About this task.
Everything in the entries below must be reproduced exactly, except the images.

──────────────────────────────

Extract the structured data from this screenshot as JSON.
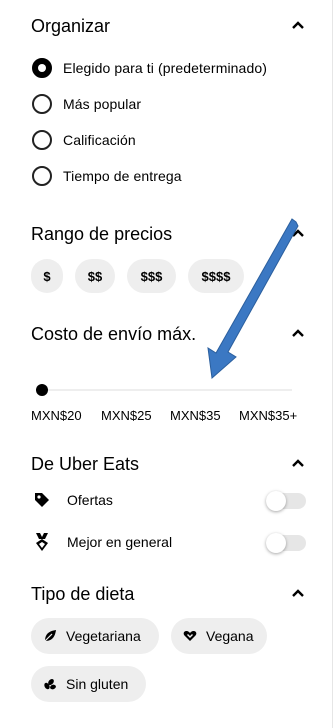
{
  "sort": {
    "title": "Organizar",
    "options": [
      {
        "label": "Elegido para ti (predeterminado)",
        "selected": true
      },
      {
        "label": "Más popular",
        "selected": false
      },
      {
        "label": "Calificación",
        "selected": false
      },
      {
        "label": "Tiempo de entrega",
        "selected": false
      }
    ]
  },
  "price": {
    "title": "Rango de precios",
    "chips": [
      "$",
      "$$",
      "$$$",
      "$$$$"
    ]
  },
  "delivery": {
    "title": "Costo de envío máx.",
    "ticks": [
      "MXN$20",
      "MXN$25",
      "MXN$35",
      "MXN$35+"
    ],
    "selected_index": 0
  },
  "uber": {
    "title": "De Uber Eats",
    "items": [
      {
        "label": "Ofertas",
        "icon": "tag-icon",
        "enabled": false
      },
      {
        "label": "Mejor en general",
        "icon": "medal-icon",
        "enabled": false
      }
    ]
  },
  "diet": {
    "title": "Tipo de dieta",
    "chips": [
      {
        "label": "Vegetariana",
        "icon": "leaf-icon"
      },
      {
        "label": "Vegana",
        "icon": "heart-icon"
      },
      {
        "label": "Sin gluten",
        "icon": "grain-icon"
      }
    ]
  },
  "annotation": {
    "color": "#3b78c3",
    "icon": "arrow-annotation"
  }
}
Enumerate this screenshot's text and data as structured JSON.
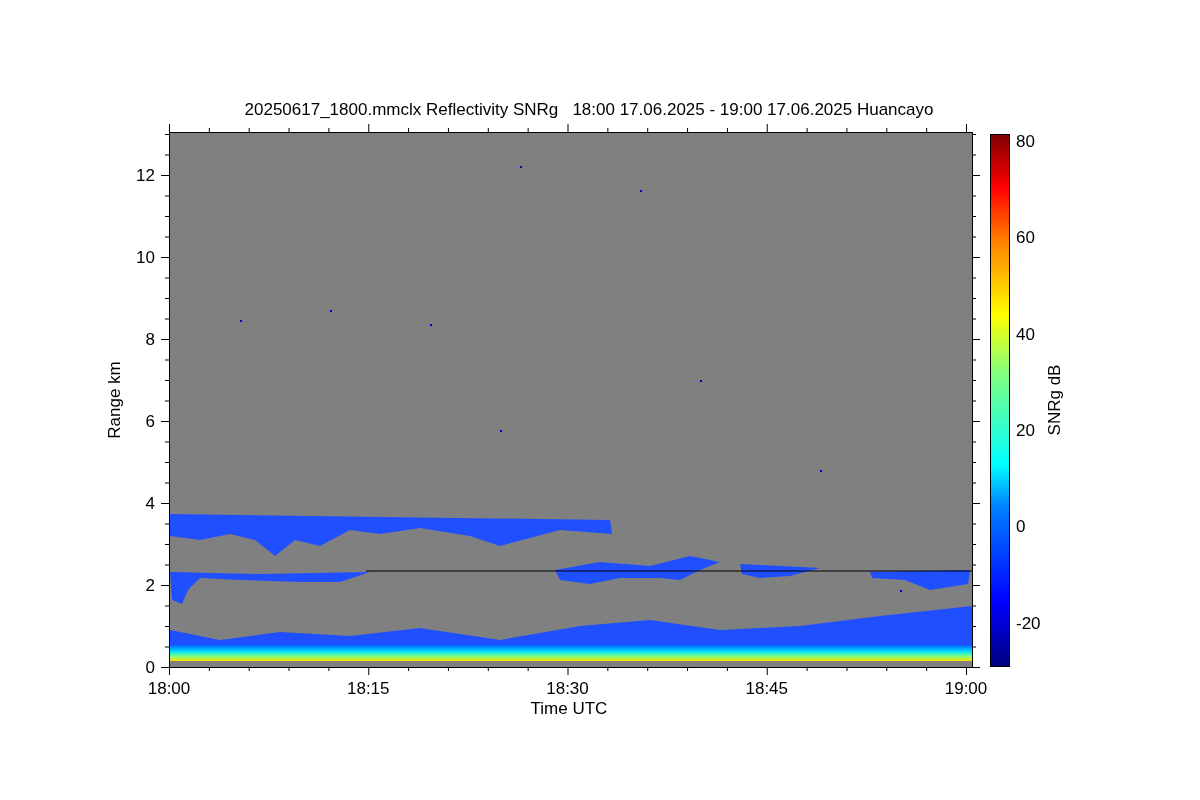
{
  "title": "20250617_1800.mmclx Reflectivity SNRg   18:00 17.06.2025 - 19:00 17.06.2025 Huancayo",
  "y_axis": {
    "label": "Range km",
    "ticks": [
      "12",
      "10",
      "8",
      "6",
      "4",
      "2",
      "0"
    ]
  },
  "x_axis": {
    "label": "Time UTC",
    "ticks": [
      "18:00",
      "18:15",
      "18:30",
      "18:45",
      "19:00"
    ]
  },
  "colorbar": {
    "label": "SNRg dB",
    "ticks": [
      "80",
      "60",
      "40",
      "20",
      "0",
      "-20"
    ]
  }
}
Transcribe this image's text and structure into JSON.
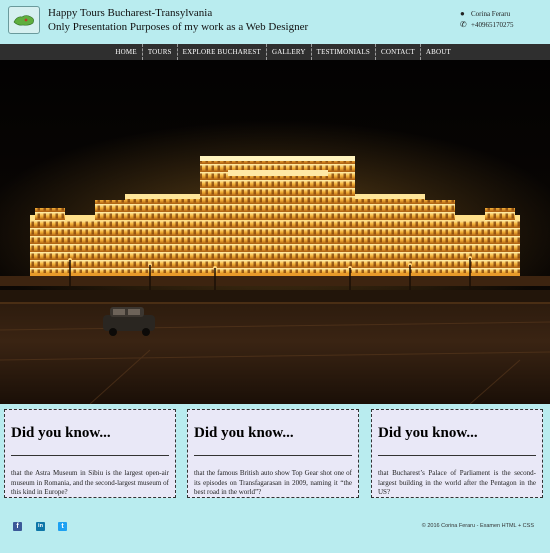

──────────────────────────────

Response to this exercise.
Extract the structured data from this screenshot as JSON.
{
  "sort": {
    "title": "Organizar",
    "options": [
      {
        "label": "Elegido para ti (predeterminado)",
        "selected": true
      },
      {
        "label": "Más popular",
        "selected": false
      },
      {
        "label": "Calificación",
        "selected": false
      },
      {
        "label": "Tiempo de entrega",
        "selected": false
      }
    ]
  },
  "price": {
    "title": "Rango de precios",
    "chips": [
      "$",
      "$$",
      "$$$",
      "$$$$"
    ]
  },
  "delivery": {
    "title": "Costo de envío máx.",
    "ticks": [
      "MXN$20",
      "MXN$25",
      "MXN$35",
      "MXN$35+"
    ],
    "selected_index": 0
  },
  "uber": {
    "title": "De Uber Eats",
    "items": [
      {
        "label": "Ofertas",
        "icon": "tag-icon",
        "enabled": false
      },
      {
        "label": "Mejor en general",
        "icon": "medal-icon",
        "enabled": false
      }
    ]
  },
  "diet": {
    "title": "Tipo de dieta",
    "chips": [
      {
        "label": "Vegetariana",
        "icon": "leaf-icon"
      },
      {
        "label": "Vegana",
        "icon": "heart-icon"
      },
      {
        "label": "Sin gluten",
        "icon": "grain-icon"
      }
    ]
  },
  "annotation": {
    "color": "#3b78c3",
    "icon": "arrow-annotation"
  }
}
Enumerate this screenshot's text and data as structured JSON.
{
  "title": "20250617_1800.mmclx Reflectivity SNRg   18:00 17.06.2025 - 19:00 17.06.2025 Huancayo",
  "y_axis": {
    "label": "Range km",
    "ticks": [
      "12",
      "10",
      "8",
      "6",
      "4",
      "2",
      "0"
    ]
  },
  "x_axis": {
    "label": "Time UTC",
    "ticks": [
      "18:00",
      "18:15",
      "18:30",
      "18:45",
      "19:00"
    ]
  },
  "colorbar": {
    "label": "SNRg dB",
    "ticks": [
      "80",
      "60",
      "40",
      "20",
      "0",
      "-20"
    ]
  }
}
Transcribe this image's text and structure into JSON.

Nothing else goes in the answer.